History of Local Streams as Drinking Water Sources
In November of 1792 a few members of the Board of Trustees of the future University of North Carolina set out in search of a site for a public university. The search committee rode on horseback through central North Carolina and settled on the present location.
The State Legislature required that the public university be located five or more miles from the county seat in Hillsborough to protect students from the drinking and distractions that were associated with the county court.
A wooded ridge located about eleven miles south of the county courthouse and containing freshwater springs was chosen for the site of the University of North Carolina.
The importance of the springs in the choosing of this location can not be over stated. On old maps of the town and campus the springs and streams are indicated and given names such as “Chapel Spring,” “Eminence Rock Spring,” “Meeting of the Waters” and “Poplar Spring.”

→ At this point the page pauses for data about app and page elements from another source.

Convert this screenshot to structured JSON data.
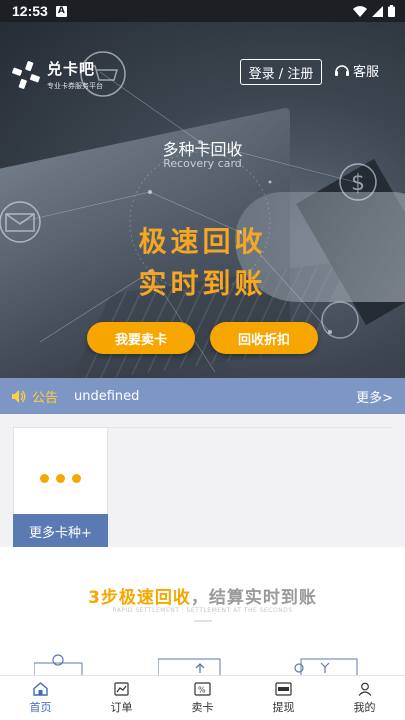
{
  "status_bar": {
    "time": "12:53",
    "notification_icon": "A"
  },
  "header": {
    "brand_name": "兑卡吧",
    "brand_sub": "专业卡券服务平台",
    "login_label": "登录 / 注册",
    "service_label": "客服"
  },
  "hero": {
    "title": "多种卡回收",
    "subtitle": "Recovery card",
    "slogan_line1": "极速回收",
    "slogan_line2": "实时到账",
    "sell_button": "我要卖卡",
    "rate_button": "回收折扣"
  },
  "notice": {
    "label": "公告",
    "text": "undefined",
    "more": "更多>"
  },
  "cards": {
    "more_label": "更多卡种+"
  },
  "steps": {
    "heading_highlight": "3步极速回收",
    "heading_rest": "，结算实时到账",
    "subheading": "RAPID SETTLEMENT · SETTLEMENT AT THE SECONDS"
  },
  "tabs": [
    {
      "label": "首页",
      "icon": "home-icon",
      "active": true
    },
    {
      "label": "订单",
      "icon": "order-icon",
      "active": false
    },
    {
      "label": "卖卡",
      "icon": "sell-card-icon",
      "active": false
    },
    {
      "label": "提现",
      "icon": "withdraw-icon",
      "active": false
    },
    {
      "label": "我的",
      "icon": "profile-icon",
      "active": false
    }
  ],
  "colors": {
    "accent": "#f5a800",
    "notice_bar": "#7d96c4",
    "tab_active": "#3f6db3",
    "more_button": "#5b7ab4"
  }
}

While building Old East and the tutor’s house, workmen building the campus buildings brought water from a spring located east of the construction site. Prior to the construction of a campus well, the university relied on springs and streams for drinking water. President Battle had this to say about Battle Branch:
In addition to furnishing food, the Board required the Steward to give the floors, passages and staircases a fortnightly washing, to have the students’ rooms swept and made twice a day, and to have brought from ‘the spring’ at least four times a day a sufficient quantity of water in the judgment of the Faculty. The spring mentioned was near the Episcopal Church rear wall, the head of the streamlet going through Battle Park. It was then bold and pure. General Clingman informed me that it was used as late as 1861.

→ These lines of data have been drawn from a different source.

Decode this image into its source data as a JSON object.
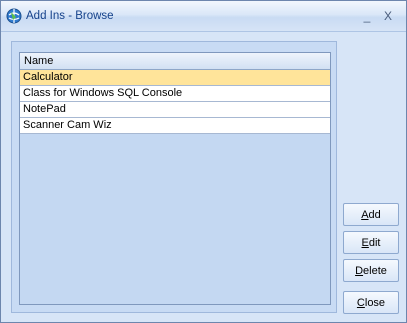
{
  "window": {
    "title": "Add Ins - Browse",
    "minimize_glyph": "_",
    "close_glyph": "X"
  },
  "grid": {
    "column_header": "Name",
    "rows": [
      "Calculator",
      "Class for Windows SQL Console",
      "NotePad",
      "Scanner Cam Wiz"
    ],
    "selected_index": 0
  },
  "buttons": {
    "add": {
      "mnemonic": "A",
      "rest": "dd"
    },
    "edit": {
      "mnemonic": "E",
      "rest": "dit"
    },
    "delete": {
      "mnemonic": "D",
      "rest": "elete"
    },
    "close": {
      "mnemonic": "C",
      "rest": "lose"
    }
  },
  "colors": {
    "accent_title": "#15428b",
    "selected_row": "#ffe49a",
    "window_bg": "#d7e5f7"
  },
  "icons": {
    "app": "add-ins-globe-icon"
  }
}
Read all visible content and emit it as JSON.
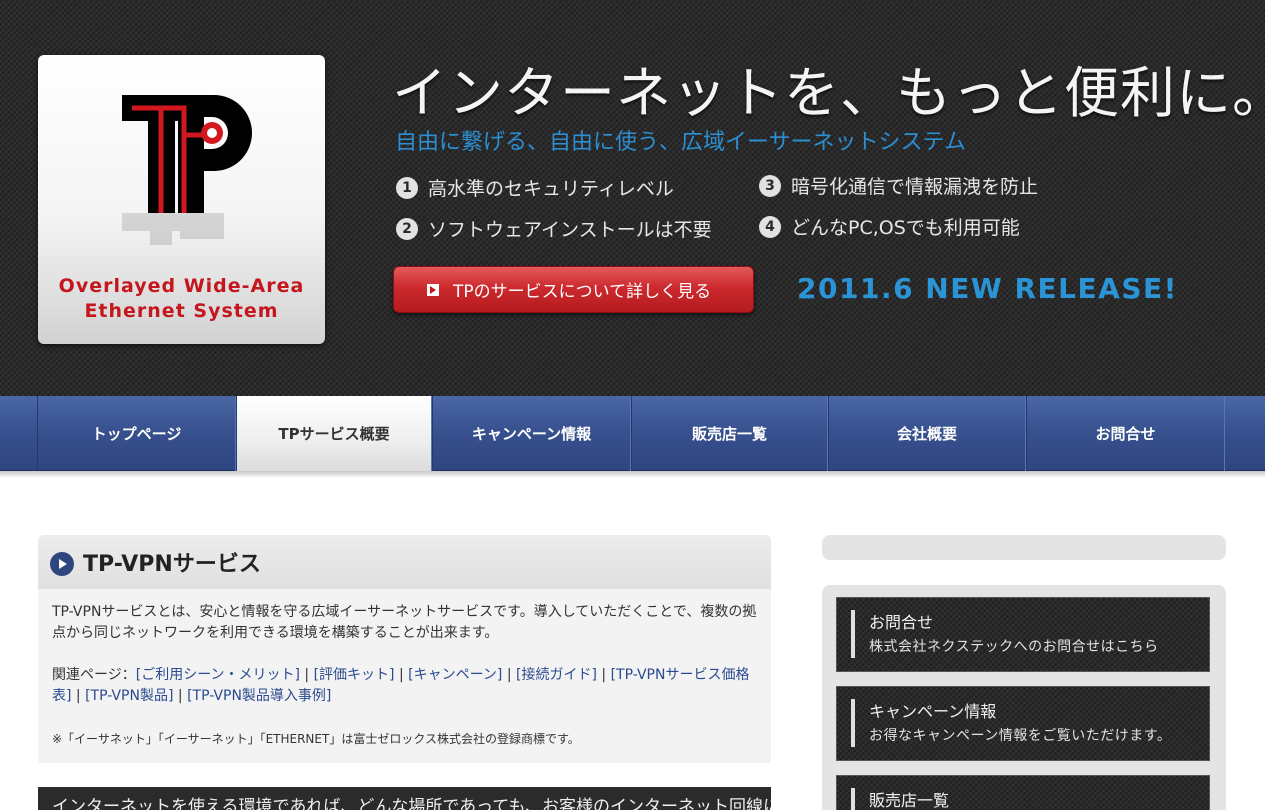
{
  "header": {
    "logo": {
      "line1": "Overlayed Wide-Area",
      "line2": "Ethernet System"
    },
    "headline": "インターネットを、もっと便利に。",
    "subhead": "自由に繋げる、自由に使う、広域イーサーネットシステム",
    "features": [
      {
        "num": "1",
        "text": "高水準のセキュリティレベル"
      },
      {
        "num": "2",
        "text": "ソフトウェアインストールは不要"
      },
      {
        "num": "3",
        "text": "暗号化通信で情報漏洩を防止"
      },
      {
        "num": "4",
        "text": "どんなPC,OSでも利用可能"
      }
    ],
    "cta_label": "TPのサービスについて詳しく見る",
    "release": "2011.6 NEW RELEASE!",
    "colors": {
      "accent_blue": "#2b8fd1",
      "logo_red": "#c4161c"
    }
  },
  "nav": {
    "items": [
      {
        "label": "トップページ"
      },
      {
        "label": "TPサービス概要"
      },
      {
        "label": "キャンペーン情報"
      },
      {
        "label": "販売店一覧"
      },
      {
        "label": "会社概要"
      },
      {
        "label": "お問合せ"
      }
    ],
    "active_index": 1
  },
  "main": {
    "title": "TP-VPNサービス",
    "paragraph1": "TP-VPNサービスとは、安心と情報を守る広域イーサーネットサービスです。導入していただくことで、複数の拠点から同じネットワークを利用できる環境を構築することが出来ます。",
    "related_prefix": "関連ページ：",
    "related_links": [
      "[ご利用シーン・メリット]",
      "[評価キット]",
      "[キャンペーン]",
      "[接続ガイド]",
      "[TP-VPNサービス価格表]",
      "[TP-VPN製品]",
      "[TP-VPN製品導入事例]"
    ],
    "separator": " | ",
    "trademark_note": "※「イーサネット」「イーサーネット」「ETHERNET」は富士ゼロックス株式会社の登録商標です。",
    "dark_band_text": "インターネットを使える環境であれば、どんな場所であっても、お客様のインターネット回線に"
  },
  "sidebar": {
    "boxes": [
      {
        "title": "お問合せ",
        "sub": "株式会社ネクステックへのお問合せはこちら"
      },
      {
        "title": "キャンペーン情報",
        "sub": "お得なキャンペーン情報をご覧いただけます。"
      },
      {
        "title": "販売店一覧",
        "sub": ""
      }
    ]
  }
}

The spring is still there behind the Chapel of the Cross in the Coker Arboretum, although it no longer seems “bold and pure.”
In January of 1897, Professor Joshua W. Gore gave the Trustees several options for increasing the campus water supply. The Trustees chose to take water from Bolin Creek by employing a steam pump and storing the water in tanks on top of the South Building. The General Assembly appropriated $7,300 to install the Bolin Creek pump which was located near Yeargin’s Mill. The pre-Revolution Yeargin’s Mill was located on Bolin Creek north of Tanbark Creek in the area of the present-day Umstead Park. The location of the steam pump was just east of this location.
Some of the equipment for the water tanks was still in place in the attic of the South Building as of 2004. The line for delivering the water ran from Bolin Creek up the hill along Church Street, parallel and west of Columbia Street.
As of 1902, Bolin Creek was still used as water supply for campus but the system did not supply enough water for the campus and water on campus was considered a scarce commodity. By this time the steam powered water pump had been replaced by a small gasoline engine.
In 1922, after a severe drought in 1921, water was piped from Morgan Creek and treated by a filtration system near Phillips Hall. Remnants of this filtration system were still present in the Phillips Annex Building in 2004. The old concrete pumping station that was used at Morgan Creek was still visible in 2001 and was located seventy-five feet southwest of the present dam.
In the early 1930s, the Conservation Corp of America built the University Lake Dam on Morgan Creek, creating a water source that still serves UNC, Chapel Hill, and Carrboro.
- Madry, Sarah Brandes. Well Worth A Shindy: The Architectural and Philosophical History of the Old Well at the University of North Carolina at Chapel Hill. (New York, Lincoln, and Shanghai: iUniverse, Inc., 2004), 399.